Once in space, Jemison conducted experiments on weightlessness and motion sickness on herself and six other crew members.  Jemison was a co-investigator of two bone cell research experiments, one of 43 investigations that were done on the Endeavor shuttle mission.

Dr. Jemison conducting research on Endeavor Space Shuttle

Jemison said, “the first thing I saw from space was Chicago, my hometown.  Jemison added, “I was working on the middeck where there aren’t many windows, and as we passed over Chicago, the commander called me up to the flight deck. It was such a significant moment because since I was a little girl I had always assumed I would go into space (see reference 1).

When Dr. Jemison was asked who inspired her to achieve at such a high standard, her reply was Dr. Martin Luther King. Dr. Jemison said, to her King’s dream was not a fantasy but a call to action. “Too often people paint him like Santa – smiley and inoffensive,”. “But when I think of Martin Luther King, I think of attitude, audacity, and bravery (Mary Challender, “First black woman astronaut tells insight“, Des Moines Register, October 16, 2008).

In 2012, Jemison made the winning bid for the DARPA 100 Year Starship project through the Dorothy Jemison Foundation for Excellence (see reference 2). Jemison also worked with the Center for Disease Control (CDC) in Atlanta, Georgia, helping with research for various vaccines.  Today, Dr. Jemison is currently the principal of the 100 Year Starship program.

Please take a moment to view the two video clips below. The first video is the actual Endeavor Space Shuttle launch carrying Dr. Mae Jemison. The second video is a great HD video of another launch from Kennedy Space Center (higher quality images due to later launch year). You will see the massive amount of energy needed to lift human beings and tons of metal into Earth’s orbit.
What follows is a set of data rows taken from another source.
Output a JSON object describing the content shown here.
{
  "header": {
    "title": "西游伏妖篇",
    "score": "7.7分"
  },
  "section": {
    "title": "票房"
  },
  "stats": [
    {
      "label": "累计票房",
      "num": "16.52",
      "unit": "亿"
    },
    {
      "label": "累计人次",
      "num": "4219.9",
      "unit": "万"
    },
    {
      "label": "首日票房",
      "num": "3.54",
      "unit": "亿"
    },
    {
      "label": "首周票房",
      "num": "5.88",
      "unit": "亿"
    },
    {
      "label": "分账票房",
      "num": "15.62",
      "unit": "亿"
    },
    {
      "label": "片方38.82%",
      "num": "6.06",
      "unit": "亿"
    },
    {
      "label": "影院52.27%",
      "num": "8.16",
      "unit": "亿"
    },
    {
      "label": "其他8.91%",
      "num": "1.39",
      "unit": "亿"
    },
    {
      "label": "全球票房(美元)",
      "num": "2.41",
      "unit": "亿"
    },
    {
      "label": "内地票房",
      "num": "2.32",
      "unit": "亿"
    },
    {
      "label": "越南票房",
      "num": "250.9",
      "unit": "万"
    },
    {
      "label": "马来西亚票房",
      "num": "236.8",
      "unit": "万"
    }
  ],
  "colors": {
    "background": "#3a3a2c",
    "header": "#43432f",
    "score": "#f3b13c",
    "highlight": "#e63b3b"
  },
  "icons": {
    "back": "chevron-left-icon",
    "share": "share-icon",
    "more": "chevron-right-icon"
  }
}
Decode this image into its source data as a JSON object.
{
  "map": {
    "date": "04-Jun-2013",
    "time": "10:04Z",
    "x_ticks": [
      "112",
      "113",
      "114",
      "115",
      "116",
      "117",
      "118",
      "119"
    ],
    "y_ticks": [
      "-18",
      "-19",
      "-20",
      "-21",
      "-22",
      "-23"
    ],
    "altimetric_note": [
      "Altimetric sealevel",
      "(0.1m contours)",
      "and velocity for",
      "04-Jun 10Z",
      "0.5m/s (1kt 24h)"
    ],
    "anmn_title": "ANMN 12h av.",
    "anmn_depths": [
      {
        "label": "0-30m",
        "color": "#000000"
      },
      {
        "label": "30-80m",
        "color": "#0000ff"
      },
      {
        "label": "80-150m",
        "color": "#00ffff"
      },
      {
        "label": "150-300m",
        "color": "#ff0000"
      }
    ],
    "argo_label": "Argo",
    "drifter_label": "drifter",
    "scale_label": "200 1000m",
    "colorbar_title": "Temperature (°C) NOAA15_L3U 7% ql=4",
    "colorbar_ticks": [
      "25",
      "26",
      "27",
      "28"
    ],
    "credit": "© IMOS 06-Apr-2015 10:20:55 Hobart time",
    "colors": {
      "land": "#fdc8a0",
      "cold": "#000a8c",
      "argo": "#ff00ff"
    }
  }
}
The videos also reflect the pure bravery needed by Dr. Jemison and the other crew members to accomplish such an outstanding achievement for the history books.

Video Clips 1 and 2:
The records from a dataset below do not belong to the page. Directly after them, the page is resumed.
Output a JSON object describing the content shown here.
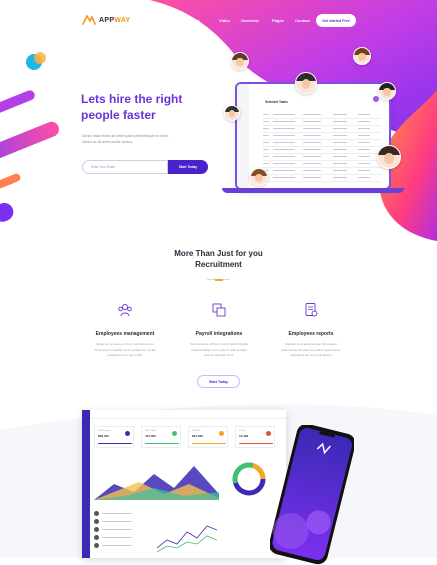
{
  "brand": {
    "name_part1": "APP",
    "name_part2": "WAY",
    "accent": "#f7941d"
  },
  "nav": {
    "items": [
      "Home",
      "Features",
      "Video",
      "Overview",
      "Pages",
      "Contact"
    ],
    "cta": "Get started Free"
  },
  "hero": {
    "title_line1": "Lets hire the right",
    "title_line2": "people faster",
    "desc_line1": "Donec vitae lectus sit amet quam pellentesque ni ntsed.",
    "desc_line2": "Ulnitor ac sit amet auctor cursus.",
    "input_placeholder": "Enter Your Email",
    "button": "Start Today",
    "laptop_title": "Selected Tasks"
  },
  "section": {
    "title_line1": "More Than Just for you",
    "title_line2": "Recruitment",
    "features": [
      {
        "icon": "team-icon",
        "title": "Employees management",
        "desc": [
          "Donec ac ex ante ex, Porro velit ante lorem",
          "Tincti ipsum curabitur et ac porttitor leo vel kill",
          "sodalisuat enim nec porttit."
        ]
      },
      {
        "icon": "payroll-icon",
        "title": "Payroll integrations",
        "desc": [
          "Fernt tempus ut Proin ut ipvrf Hillis Fringilla",
          "volutpat Nullam eros pelle ut velle porttitor",
          "pretium sed etim tincti."
        ]
      },
      {
        "icon": "report-icon",
        "title": "Employees reports",
        "desc": [
          "Aliquam id sit amet semper dit posuere",
          "pede Poneir dui ante sit porttitor ipsum lorem",
          "voluptatem est ut ut velit dictum."
        ]
      }
    ],
    "start_button": "Start Today"
  },
  "dashboard": {
    "kpis": [
      {
        "label": "Total Earnings",
        "value": "$68,453",
        "color": "#3a2ab5"
      },
      {
        "label": "Total Orders",
        "value": "472,590",
        "color": "#3fbf6f"
      },
      {
        "label": "Net Sales",
        "value": "$24,536",
        "color": "#f5a623"
      },
      {
        "label": "Visitors",
        "value": "12,482",
        "color": "#e74c3c"
      }
    ]
  },
  "colors": {
    "primary": "#4b22c9",
    "title": "#6b34d9",
    "pink": "#ff3d9a"
  }
}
Dr. Jemison’s 2002 Endeavor space launch (CNN footage):

BEST HD Footage of Space Shuttle Launch:

Reference 1:

Reference 2:

Reference 3 (Jemison Foundation of Excellence):

Reference 4 (100 Year Starship) website:

Dyson Golf Channel (SPONSORED CHANNEL):